provided that the field is BV and the Jacobian of the flow is bounded. The above quantity was already introduced in a paper by Crippa and DeLellis  , but with a W1, p condition on the field. This bound also implies well posedness for the system and it improves the well-known result of Ambrosio  which required a bounded divergence.
Moreover, in collaboration with Julien Barré (Université de Nice – Sophia Antipolis) and Maxime Hauray (Université Paris 6), we used this idea of quantitative estimates for the study of interacting particles. Considering a number of particles interacting with each other through a potential (electrostatic for example), the question is to obtain the limit when the number of particles goes to infinity. This limit is classically a kinetic equation in the phase space but a rigorous proof was not known whenever the potential was singular. We prove that in a suitable sense, for almost all initial conditions, the trajectories of almost all particles are close to the trajectories predicted by the mean field limit.
Poisson-Boltzmann equation in molecular dynamics
M. Bossy, N. Champagnat, P.-E. Jabin, S. Maire and D. Talay are working in collaboration with T. Malliavin (Institut Pasteur, Paris) on a probabilistic interpretation of the Poisson-Boltzmann equation of molecular dynamics that allows one to compute the electrostatic potential around a bio-molecular assembly (for example a protein). We also aim at developing specific Monte Carlo methods linked to the singularities of the model (operator with a divergence form with discontinuous coefficients, singular source terms, and discontinuous non-linear terms).
Lower bounds for densities of hypo-elliptic diffusions

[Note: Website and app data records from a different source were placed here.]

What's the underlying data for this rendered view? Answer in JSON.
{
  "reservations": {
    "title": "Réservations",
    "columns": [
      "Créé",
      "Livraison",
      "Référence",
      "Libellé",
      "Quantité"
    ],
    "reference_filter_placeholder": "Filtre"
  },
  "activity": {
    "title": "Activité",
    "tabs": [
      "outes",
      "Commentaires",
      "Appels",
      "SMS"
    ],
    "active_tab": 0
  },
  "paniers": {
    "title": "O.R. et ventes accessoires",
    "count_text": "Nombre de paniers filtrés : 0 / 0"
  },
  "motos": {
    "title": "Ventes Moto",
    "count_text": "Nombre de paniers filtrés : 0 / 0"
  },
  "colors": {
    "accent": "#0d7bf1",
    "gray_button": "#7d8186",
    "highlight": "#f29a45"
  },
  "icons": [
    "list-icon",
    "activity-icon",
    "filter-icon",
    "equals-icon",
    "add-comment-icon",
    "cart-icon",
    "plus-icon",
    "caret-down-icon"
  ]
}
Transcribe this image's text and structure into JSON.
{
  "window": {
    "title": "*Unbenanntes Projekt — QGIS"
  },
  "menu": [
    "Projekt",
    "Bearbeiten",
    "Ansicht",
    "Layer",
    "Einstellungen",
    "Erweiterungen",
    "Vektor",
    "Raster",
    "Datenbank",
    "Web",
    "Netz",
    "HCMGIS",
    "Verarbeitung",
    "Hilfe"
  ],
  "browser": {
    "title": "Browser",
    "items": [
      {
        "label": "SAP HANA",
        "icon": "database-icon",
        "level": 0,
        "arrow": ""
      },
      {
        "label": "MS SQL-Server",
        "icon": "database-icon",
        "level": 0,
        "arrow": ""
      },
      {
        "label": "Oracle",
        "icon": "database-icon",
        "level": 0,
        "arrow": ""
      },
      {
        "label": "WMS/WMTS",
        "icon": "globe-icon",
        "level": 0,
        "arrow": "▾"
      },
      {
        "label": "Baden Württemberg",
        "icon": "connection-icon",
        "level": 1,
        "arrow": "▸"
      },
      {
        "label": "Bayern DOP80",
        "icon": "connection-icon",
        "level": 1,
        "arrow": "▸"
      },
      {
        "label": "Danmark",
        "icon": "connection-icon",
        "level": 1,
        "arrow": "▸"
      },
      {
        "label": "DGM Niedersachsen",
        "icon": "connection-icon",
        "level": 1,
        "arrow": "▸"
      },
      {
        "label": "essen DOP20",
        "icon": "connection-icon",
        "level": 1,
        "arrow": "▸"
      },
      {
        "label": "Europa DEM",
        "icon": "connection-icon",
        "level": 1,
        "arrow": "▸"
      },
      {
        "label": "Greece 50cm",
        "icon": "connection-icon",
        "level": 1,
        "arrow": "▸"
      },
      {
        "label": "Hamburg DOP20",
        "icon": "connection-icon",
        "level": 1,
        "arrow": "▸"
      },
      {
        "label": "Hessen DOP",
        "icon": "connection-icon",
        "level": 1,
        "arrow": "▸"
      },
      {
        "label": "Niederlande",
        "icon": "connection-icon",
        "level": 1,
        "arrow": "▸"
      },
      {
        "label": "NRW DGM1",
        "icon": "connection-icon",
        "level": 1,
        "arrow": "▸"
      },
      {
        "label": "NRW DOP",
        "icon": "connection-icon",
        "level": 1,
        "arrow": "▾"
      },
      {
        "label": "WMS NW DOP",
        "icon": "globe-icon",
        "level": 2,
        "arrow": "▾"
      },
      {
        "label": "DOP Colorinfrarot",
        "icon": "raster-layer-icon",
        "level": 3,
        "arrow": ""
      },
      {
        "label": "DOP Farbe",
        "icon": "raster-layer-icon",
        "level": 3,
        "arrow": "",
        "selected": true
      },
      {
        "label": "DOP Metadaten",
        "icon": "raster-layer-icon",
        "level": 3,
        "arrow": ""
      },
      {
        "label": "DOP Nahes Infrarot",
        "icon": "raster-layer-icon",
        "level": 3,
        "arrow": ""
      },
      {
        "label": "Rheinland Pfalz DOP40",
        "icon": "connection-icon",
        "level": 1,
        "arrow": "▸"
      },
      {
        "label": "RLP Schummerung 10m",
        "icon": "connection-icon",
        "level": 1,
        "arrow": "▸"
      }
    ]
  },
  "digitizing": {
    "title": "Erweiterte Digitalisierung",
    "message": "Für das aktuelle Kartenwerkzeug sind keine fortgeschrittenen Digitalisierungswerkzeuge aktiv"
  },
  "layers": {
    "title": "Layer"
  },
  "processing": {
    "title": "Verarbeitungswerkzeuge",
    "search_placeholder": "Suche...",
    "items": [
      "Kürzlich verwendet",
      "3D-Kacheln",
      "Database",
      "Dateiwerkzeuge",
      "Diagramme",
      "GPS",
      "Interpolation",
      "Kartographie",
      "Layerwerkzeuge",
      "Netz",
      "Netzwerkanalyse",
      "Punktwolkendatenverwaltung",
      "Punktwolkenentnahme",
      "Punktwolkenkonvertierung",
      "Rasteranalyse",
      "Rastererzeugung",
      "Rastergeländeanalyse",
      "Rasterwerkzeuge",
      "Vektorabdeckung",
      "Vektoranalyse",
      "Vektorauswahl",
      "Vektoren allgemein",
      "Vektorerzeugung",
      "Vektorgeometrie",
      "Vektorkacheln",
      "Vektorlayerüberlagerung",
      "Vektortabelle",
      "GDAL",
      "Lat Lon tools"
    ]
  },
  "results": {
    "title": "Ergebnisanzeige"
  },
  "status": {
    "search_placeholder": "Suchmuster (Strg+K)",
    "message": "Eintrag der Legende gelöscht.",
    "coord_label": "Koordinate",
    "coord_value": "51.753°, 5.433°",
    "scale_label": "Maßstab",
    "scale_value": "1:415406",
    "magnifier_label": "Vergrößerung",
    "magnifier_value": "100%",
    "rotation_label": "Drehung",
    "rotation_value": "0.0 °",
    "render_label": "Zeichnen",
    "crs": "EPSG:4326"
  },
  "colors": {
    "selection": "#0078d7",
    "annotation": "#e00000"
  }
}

Motivated by applications to risk analysis in Finance and reliability problems in Random Mechanics, P.-L. Lions and D. Talay are getting precise estimates on lower bounds of certain hypo-elliptic diffusion processes. Lower bounds of Gaussian type are well known for strongly elliptic diffusions. The techniques are very different in the hypo-elliptic case.